• What the task requires: In the entries below, find each line with the word "curitiba" and pull it out.

• Task material:
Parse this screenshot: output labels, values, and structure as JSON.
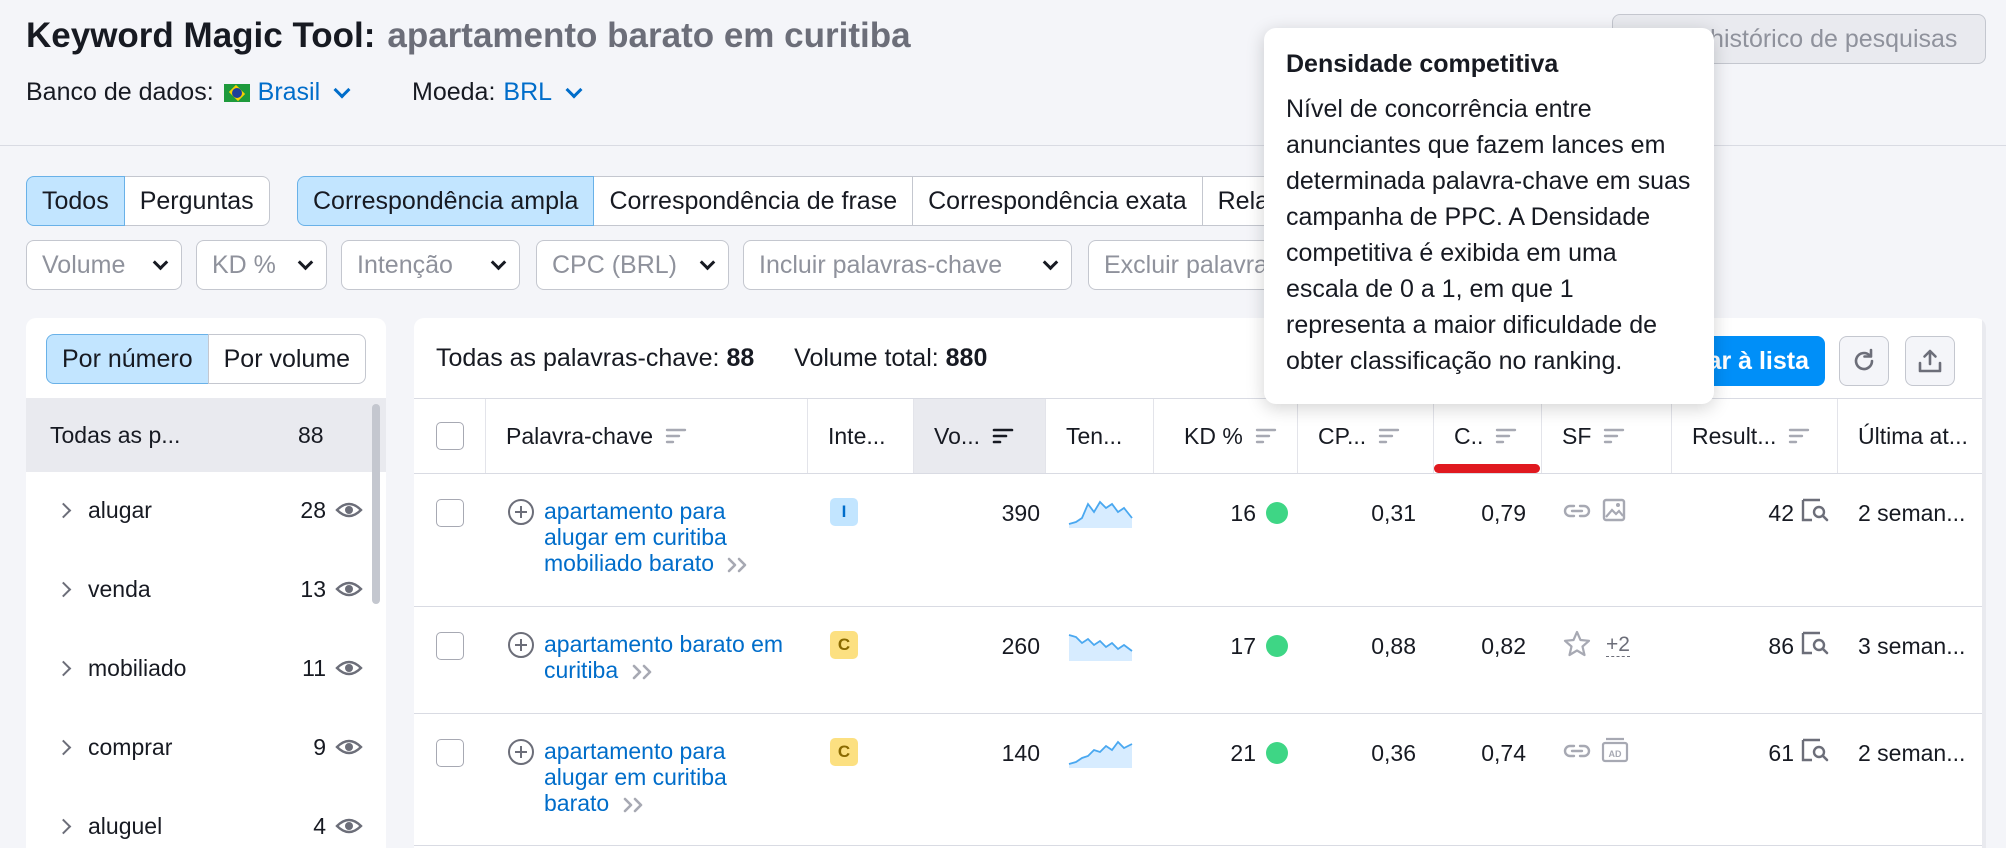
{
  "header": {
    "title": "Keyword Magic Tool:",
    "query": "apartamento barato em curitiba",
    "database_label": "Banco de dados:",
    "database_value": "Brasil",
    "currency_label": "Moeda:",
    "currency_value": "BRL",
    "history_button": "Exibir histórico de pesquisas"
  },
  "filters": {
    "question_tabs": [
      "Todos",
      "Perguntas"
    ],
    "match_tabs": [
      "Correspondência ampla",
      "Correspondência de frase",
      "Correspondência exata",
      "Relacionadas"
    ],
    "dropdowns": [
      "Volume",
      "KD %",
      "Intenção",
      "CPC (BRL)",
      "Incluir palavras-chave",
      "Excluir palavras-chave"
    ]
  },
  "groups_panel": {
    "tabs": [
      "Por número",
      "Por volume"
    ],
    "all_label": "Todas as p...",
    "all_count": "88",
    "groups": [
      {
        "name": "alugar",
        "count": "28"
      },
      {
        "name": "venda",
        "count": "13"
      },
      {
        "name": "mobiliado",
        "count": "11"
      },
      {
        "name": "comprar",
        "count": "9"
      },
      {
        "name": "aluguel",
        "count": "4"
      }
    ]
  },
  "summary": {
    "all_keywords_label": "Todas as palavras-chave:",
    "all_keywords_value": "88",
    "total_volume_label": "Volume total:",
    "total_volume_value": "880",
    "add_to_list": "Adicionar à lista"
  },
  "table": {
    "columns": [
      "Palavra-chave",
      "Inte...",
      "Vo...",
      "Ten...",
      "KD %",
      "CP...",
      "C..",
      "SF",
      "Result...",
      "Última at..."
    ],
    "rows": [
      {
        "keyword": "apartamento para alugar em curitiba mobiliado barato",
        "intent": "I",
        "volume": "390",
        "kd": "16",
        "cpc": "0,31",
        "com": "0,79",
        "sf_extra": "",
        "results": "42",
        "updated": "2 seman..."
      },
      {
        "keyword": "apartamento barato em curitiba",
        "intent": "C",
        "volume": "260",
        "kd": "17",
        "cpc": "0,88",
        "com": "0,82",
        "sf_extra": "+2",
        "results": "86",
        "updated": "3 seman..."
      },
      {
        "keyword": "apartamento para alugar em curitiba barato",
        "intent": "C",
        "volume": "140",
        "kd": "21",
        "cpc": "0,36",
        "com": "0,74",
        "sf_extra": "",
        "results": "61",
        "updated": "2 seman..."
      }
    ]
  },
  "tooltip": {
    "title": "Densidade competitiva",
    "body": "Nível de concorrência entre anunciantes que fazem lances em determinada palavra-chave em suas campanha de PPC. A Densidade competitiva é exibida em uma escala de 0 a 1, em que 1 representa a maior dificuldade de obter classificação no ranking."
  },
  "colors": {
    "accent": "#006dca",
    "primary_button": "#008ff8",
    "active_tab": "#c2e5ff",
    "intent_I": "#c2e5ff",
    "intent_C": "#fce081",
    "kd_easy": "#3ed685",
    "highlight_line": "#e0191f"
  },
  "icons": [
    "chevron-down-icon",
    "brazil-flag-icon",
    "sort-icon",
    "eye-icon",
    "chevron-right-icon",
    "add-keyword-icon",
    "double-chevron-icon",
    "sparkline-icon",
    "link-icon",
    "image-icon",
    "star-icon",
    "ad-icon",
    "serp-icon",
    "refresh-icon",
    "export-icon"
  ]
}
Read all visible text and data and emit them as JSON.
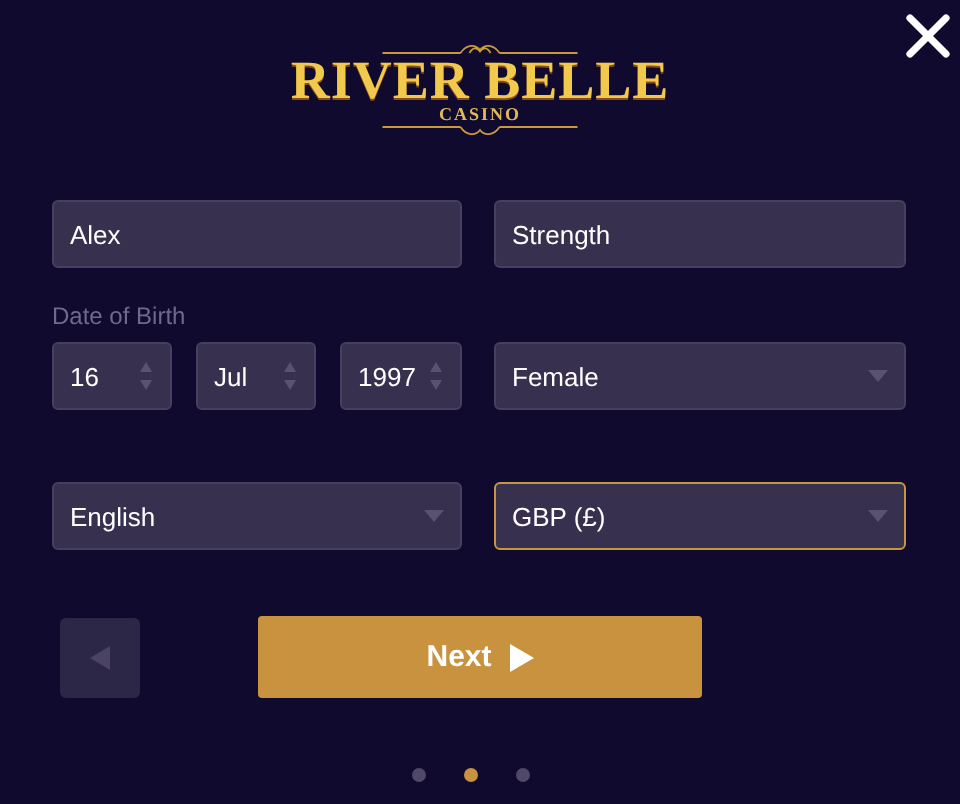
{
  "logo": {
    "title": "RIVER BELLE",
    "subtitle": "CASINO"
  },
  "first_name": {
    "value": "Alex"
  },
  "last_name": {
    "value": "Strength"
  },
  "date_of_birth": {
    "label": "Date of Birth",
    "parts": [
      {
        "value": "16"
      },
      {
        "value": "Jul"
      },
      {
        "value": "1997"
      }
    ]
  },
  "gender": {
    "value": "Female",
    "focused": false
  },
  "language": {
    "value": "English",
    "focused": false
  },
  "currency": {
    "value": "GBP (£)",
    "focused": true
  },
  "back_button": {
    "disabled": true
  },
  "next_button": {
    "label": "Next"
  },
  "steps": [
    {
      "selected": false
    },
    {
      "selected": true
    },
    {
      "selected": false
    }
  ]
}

• Response:
    "query": "apartamento barato em curitiba",
        "keyword": "apartamento para alugar em curitiba mobiliado barato",
        "keyword": "apartamento barato em curitiba",
        "keyword": "apartamento para alugar em curitiba barato",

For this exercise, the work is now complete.